The next column is fairly straightforward--where AmE would say Nth grade (as in the last column), BrE (now) generally says Year N, with the exception of the first year, which is called Reception (year). (Note though, that N≠N in this translation, as the table shows.) Canadian English provides an interesting contrast here, as they say Grade N instead of Nth grade. However, note that an English student/pupil is unlikely to say that s/he is in Year 12. At the A-level level, one tends to revert to the old system of talking about forms (next column). So, a student studying for A-levels could be said to be in the sixth form. Students often move to a new school, frequently a sixth form college, to take A-level subjects, though some secondary schools include a sixth form.

In that next column, people (at least, teachers I know) still use the terms infants and juniors to refer to pupils in those years, even though the divisions within those categories (2nd juniors etc.) are not now used in most schools. Many schools still have names that reflect those divisions, however.

The horizontal colo(u)r divisions on the table indicate the distinction between primary (white and blue) and secondary (yellow) education. In AmE, the terms primary and secondary are used as well. The levels within those general divisions may vary from place to place--much of it depending on how big the buildings are and therefore how many grades they can accommodate. Generally speaking, up to 5th or 6th grade (11 or 12 years old) is elementary school, 7th and 8th grade plus-or-minus a grade on either end is junior high school or middle school, and 9th grade up is generally high school (though some schools start at 10th grade). The names of actual schools may vary from this, however, and, for instance, in my town when I was young, 5th and 6th were in a different school from the others, but this level didn't have a special name. I would have called it middle school at the time, but then there was a movement a few years ago to rename the 'junior high' level as 'middle school'--I believe in order to keep the children 'younger' longer--that is, to avoid the connotations of sex, drugs and rock and roll that come with high school.

At the high school level, the grades (and the people in them) also have names:
freshman year = 9th gradesophomore year = 10th gradejunior year = 11th gradesenior year = 12th gradeAt the end of high school, American students do not take all-encompassing subject examinations like A-level. (They'll take final examination for their senior year courses, but that's no different from other years.) Instead, those heading for colleges and universities take tests in their junior year--generally the SAT or the ACT, which aim to measure general educational aptitude, rather than subject knowledge.

On to the the tertiary level! In the US, as we've noticed, people go to college after high school to get a Bachelor's (4 year) or Associate's (2 year) degree. The names of the four undergraduate years are the same as those of the high-school years (freshman, etc.). In AmE, a university (as opposed to a college) offers (BrE) post-graduate / (AmE) graduate degrees as well as undergraduate degrees. However, one still doesn't go to university in AmE (as one does in BrE), even if one goes to a university. After one goes to college in AmE, one might go to grad(uate) school. All of these things can be referred to as school in AmE. [added in 2019] In contexts where it's assumed people went to college/university, Americans ask Where did you go to school? and expect the answer to be a college/university.

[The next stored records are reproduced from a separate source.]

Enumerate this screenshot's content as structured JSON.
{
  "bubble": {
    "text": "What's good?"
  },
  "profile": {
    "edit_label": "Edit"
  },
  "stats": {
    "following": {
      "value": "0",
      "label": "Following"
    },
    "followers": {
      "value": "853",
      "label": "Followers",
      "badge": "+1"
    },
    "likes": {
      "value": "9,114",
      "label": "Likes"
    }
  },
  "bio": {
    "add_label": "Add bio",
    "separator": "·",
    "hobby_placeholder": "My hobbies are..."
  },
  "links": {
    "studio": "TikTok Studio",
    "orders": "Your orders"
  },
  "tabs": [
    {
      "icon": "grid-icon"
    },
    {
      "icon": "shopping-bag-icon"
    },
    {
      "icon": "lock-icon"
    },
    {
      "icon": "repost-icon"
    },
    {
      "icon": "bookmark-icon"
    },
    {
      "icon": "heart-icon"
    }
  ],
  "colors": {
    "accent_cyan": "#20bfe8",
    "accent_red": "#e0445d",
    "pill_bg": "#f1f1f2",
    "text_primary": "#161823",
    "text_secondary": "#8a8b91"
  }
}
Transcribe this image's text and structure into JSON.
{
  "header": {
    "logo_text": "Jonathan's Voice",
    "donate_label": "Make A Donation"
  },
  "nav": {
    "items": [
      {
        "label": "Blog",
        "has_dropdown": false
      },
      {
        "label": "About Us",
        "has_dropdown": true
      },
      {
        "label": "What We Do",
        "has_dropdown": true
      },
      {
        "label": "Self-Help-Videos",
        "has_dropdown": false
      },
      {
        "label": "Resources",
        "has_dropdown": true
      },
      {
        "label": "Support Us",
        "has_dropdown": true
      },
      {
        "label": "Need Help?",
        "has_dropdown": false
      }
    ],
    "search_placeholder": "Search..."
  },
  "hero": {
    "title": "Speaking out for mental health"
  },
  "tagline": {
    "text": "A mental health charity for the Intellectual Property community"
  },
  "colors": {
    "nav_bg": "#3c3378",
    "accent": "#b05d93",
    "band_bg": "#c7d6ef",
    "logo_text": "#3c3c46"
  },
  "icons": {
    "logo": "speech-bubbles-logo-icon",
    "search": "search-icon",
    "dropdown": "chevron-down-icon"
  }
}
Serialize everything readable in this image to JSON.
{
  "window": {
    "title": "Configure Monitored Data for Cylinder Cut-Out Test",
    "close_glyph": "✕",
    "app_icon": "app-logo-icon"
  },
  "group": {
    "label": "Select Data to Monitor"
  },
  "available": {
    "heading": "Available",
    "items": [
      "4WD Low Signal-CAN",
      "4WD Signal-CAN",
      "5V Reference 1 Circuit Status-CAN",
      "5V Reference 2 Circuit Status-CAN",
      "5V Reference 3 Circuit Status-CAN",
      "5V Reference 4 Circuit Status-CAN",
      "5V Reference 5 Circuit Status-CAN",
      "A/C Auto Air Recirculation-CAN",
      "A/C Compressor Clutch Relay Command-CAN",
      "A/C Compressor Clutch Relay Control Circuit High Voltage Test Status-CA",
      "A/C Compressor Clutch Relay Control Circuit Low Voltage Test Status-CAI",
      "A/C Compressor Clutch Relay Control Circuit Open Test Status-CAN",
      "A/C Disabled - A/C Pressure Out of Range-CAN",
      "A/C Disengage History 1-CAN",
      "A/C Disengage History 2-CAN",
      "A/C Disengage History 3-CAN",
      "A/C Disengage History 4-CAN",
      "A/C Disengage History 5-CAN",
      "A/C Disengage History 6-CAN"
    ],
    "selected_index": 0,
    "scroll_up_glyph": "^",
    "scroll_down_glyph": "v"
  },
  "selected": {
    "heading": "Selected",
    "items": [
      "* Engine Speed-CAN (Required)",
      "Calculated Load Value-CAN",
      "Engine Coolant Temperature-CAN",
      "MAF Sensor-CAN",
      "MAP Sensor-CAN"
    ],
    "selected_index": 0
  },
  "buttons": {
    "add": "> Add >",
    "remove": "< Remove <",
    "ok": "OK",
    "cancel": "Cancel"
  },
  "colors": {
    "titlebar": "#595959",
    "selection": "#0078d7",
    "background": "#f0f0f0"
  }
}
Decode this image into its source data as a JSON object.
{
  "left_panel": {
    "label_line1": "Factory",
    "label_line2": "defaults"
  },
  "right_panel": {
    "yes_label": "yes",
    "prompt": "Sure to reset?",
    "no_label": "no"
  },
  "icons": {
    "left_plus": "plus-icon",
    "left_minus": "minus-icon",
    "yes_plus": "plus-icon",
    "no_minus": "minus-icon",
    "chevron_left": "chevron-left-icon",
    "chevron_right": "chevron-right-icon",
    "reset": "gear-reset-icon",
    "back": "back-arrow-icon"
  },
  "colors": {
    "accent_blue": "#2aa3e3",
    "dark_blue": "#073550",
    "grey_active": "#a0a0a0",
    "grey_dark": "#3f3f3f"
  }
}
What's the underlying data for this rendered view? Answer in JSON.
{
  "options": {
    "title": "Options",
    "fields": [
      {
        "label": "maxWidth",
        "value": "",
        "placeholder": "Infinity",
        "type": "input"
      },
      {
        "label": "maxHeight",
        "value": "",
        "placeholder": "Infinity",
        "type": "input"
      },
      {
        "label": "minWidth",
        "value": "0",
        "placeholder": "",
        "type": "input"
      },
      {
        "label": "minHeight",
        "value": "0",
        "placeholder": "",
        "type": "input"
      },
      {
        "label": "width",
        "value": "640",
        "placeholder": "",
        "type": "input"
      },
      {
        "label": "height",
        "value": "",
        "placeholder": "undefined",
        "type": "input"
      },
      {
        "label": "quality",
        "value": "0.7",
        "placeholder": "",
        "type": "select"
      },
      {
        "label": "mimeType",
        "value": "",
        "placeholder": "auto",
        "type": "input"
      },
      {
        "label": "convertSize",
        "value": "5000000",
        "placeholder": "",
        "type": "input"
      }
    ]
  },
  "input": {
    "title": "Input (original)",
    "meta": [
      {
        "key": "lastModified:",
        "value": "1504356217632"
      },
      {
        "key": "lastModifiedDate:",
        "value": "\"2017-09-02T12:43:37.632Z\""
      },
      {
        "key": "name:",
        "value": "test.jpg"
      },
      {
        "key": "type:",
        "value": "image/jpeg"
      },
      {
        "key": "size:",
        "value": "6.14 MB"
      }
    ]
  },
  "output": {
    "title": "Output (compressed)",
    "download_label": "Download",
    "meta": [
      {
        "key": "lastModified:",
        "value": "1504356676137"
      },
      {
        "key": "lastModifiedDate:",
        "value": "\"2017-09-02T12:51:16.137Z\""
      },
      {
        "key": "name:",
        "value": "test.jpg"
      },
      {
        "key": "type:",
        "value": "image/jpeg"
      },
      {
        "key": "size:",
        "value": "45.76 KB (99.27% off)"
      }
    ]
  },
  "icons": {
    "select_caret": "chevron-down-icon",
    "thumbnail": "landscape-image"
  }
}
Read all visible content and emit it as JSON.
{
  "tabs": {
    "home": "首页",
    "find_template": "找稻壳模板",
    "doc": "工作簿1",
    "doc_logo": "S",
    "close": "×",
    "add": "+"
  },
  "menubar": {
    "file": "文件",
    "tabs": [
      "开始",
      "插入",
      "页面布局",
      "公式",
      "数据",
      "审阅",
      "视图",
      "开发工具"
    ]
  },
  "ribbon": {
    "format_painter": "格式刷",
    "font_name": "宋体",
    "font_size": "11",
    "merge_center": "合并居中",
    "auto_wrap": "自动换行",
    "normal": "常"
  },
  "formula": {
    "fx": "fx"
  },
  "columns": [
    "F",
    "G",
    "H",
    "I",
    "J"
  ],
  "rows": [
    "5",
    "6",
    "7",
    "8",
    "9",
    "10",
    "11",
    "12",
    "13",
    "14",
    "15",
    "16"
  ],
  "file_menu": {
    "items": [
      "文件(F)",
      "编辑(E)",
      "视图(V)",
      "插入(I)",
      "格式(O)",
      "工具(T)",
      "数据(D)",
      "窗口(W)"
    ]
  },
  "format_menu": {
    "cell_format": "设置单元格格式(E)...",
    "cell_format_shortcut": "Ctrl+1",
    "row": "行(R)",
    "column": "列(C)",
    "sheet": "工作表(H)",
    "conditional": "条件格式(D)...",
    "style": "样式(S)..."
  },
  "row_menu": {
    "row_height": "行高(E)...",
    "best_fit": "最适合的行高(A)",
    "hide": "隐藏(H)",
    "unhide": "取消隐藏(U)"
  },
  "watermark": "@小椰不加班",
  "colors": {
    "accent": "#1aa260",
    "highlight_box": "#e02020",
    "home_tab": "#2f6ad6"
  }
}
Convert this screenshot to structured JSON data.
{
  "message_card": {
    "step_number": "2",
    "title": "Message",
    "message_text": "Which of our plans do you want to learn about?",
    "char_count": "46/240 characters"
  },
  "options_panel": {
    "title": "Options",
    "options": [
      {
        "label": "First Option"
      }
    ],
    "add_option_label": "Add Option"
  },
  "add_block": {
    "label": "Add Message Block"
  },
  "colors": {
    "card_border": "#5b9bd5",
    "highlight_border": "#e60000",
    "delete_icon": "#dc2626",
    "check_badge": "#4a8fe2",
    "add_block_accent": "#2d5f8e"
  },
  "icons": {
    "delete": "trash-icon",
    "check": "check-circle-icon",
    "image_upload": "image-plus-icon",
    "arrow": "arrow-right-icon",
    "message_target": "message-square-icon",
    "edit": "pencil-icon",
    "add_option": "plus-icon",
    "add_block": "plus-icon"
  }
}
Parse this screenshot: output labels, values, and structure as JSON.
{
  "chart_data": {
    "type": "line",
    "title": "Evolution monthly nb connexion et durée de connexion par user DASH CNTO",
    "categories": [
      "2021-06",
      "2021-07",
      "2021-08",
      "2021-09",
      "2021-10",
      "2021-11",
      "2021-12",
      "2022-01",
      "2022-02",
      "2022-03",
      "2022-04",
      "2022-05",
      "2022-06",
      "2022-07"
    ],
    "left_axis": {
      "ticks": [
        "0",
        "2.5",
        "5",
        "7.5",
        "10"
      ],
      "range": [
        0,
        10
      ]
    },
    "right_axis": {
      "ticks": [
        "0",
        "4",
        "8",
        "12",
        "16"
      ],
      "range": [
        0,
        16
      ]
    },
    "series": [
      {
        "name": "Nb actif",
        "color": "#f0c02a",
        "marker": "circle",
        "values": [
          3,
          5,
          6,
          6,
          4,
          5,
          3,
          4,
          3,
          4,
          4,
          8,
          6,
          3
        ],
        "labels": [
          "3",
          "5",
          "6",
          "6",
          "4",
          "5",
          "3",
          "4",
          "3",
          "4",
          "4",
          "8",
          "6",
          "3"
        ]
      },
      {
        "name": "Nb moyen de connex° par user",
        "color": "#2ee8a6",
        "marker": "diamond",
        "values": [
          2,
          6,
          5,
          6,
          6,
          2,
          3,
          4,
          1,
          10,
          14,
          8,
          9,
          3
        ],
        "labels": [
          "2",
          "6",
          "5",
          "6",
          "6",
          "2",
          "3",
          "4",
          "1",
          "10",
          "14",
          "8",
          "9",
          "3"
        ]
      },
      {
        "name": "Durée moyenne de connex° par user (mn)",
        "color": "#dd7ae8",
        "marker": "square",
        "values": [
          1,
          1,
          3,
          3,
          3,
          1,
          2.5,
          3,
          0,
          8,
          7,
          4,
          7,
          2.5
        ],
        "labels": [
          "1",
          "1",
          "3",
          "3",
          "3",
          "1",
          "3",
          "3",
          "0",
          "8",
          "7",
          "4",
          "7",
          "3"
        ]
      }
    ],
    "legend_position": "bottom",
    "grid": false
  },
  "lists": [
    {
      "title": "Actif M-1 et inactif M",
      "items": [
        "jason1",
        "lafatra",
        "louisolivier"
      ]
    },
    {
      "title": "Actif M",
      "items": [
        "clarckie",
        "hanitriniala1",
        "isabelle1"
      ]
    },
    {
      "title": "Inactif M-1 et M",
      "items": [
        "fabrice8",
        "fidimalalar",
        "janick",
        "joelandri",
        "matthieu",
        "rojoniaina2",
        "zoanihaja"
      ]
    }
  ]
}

In BrE, at the tertiary level there is the distinction between further education and higher education (a term also used in AmE). Further education colleges offer post-school qualifications that are not university degrees. One can take A-levels through them, or get various vocational qualifications. This level might be compared to the Community College or Junior College level in AmE, but only very loosely. While fresher is used for the first year (especially in informal circumstances), in general undergraduates are referred to by their year: first years, second years... Students in their final undergraduate year are also called finalists.

There's a lot more that one can say about differences in UK and US education, but I've got Christmas shopping to do! Happy longest night of the year...